If you’re like me, you’ve been collecting tomato seeds for the last several seasons. You might also be like me in that you enjoy growing new varieties every year.
This can lead to a build up of quite a variety of tomato seeds in your seed collection. But exactly how long are tomato seeds viable?
Tomato seeds are viable for an average of 4-6 years.
But that’s not a hard and fast rule. If you can keep them in a proper storage environment you might be able to sprout seeds that are many years older than that.
One thing to keep in mind is that over time the number of viable seeds in your stock will go down. So the older your seed is, the more you’ll need to plant just in case they don’t all sprout.
Of course, if they all do come up then you can share your bounty with friends or even sell the plants at the farmer’s market.

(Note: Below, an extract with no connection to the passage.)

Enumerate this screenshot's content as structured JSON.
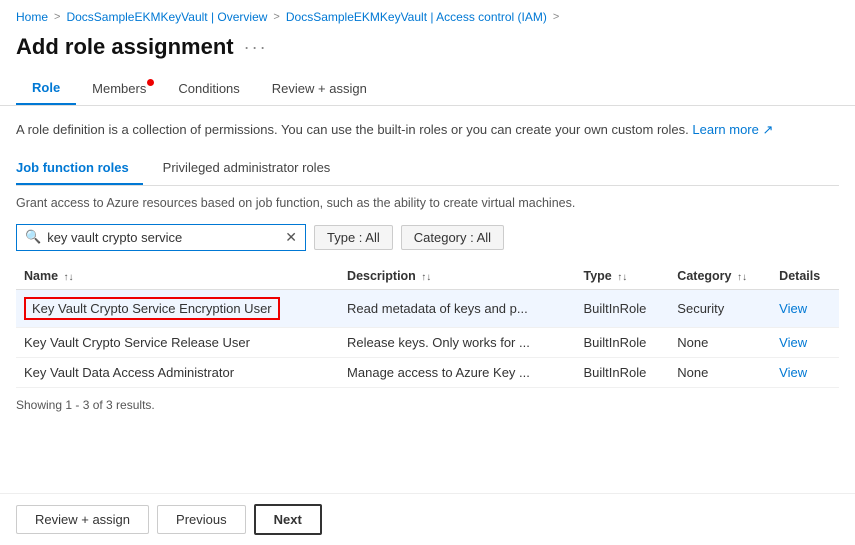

How long can you store tomato seeds?
The most important factor in determining how long your tomato seeds will last is the method in which you preserve them.
There are a few ways to save seed from tomatoes, and the method you choose can affect seed viability (hint: fermenting is the best).
The next thing that affects whether saved tomato seed will sprout is how you store them.
Seed that has been exposed to extreme temperatures, sunlight, and moisture are less likely to germinate.
Learn the best way to germinate tomato seeds here.
Do tomato seeds go bad?
Yes. For sure, tomato seeds can go bad. Most often this is due to moisture induced mold and exposure to extreme temperatures.
That being said, we’ve successfully germinated tomato seeds that are 7 to 10 years old.
If you want to grow 20 year old tomato seeds, I say go for it. I would pick through the seeds to eliminate any that are obviously misshapen, black, or moldy.
And I would plant extra (maybe even all the seeds you have) because you can bet good money that you won’t be getting 100% germination on 20 year old seeds.
How To Store Tomato Seeds Properly
The first step to storing tomato seeds properly is making sure they are completely dry before you put them into any storage container.
It usually takes about a week for tomato seeds to dry out, but a good rule of thumb is seeds that are easy to bend are still wet.
Dried seeds are very hard to bend or break.
Once you’re sure that the tomato seeds are dry, you just need a container to store them in.
Choosing where to store saved tomato seed
Paper envelopes, plastic baggies, and glass jars are popular options. If you choose a clear container, remember to place your seeds in a dark place as sunlight can affect their viability when it comes time to plant.
The next thing to consider is temperature. You can store seeds in the refrigerator or any air conditoned space.
Just make sure they’re not exposed to temperature extremes. So I don’t recommend you leave them in your car or garage.
Free Seed Life Cheat Sheet Chart
Don’t miss this free seed life chart which includes how long tomato as well as many other vegetables and herb seeds are viable.